Description of the task: Please reproduce the following records exactly, with nothing omitted.

Web page and app entries
▬▬▬▬▬▬
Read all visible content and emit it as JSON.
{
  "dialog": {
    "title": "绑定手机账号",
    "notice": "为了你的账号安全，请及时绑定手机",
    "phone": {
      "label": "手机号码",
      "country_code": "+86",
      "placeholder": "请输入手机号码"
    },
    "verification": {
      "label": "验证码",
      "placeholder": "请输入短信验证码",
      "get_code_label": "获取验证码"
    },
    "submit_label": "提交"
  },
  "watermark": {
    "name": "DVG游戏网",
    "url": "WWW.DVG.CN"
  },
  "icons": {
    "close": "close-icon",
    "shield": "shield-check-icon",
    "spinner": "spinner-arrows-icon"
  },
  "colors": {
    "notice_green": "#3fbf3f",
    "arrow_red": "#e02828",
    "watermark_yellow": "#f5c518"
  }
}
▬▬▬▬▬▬
Task answer:
Read all visible content and emit it as JSON.
{
  "dialog": {
    "title": "绑定手机账号",
    "notice": "为了你的账号安全，请及时绑定手机",
    "phone": {
      "label": "手机号码",
      "country_code": "+86",
      "placeholder": "请输入手机号码"
    },
    "verification": {
      "label": "验证码",
      "placeholder": "请输入短信验证码",
      "get_code_label": "获取验证码"
    },
    "submit_label": "提交"
  },
  "watermark": {
    "name": "DVG游戏网",
    "url": "WWW.DVG.CN"
  },
  "icons": {
    "close": "close-icon",
    "shield": "shield-check-icon",
    "spinner": "spinner-arrows-icon"
  },
  "colors": {
    "notice_green": "#3fbf3f",
    "arrow_red": "#e02828",
    "watermark_yellow": "#f5c518"
  }
}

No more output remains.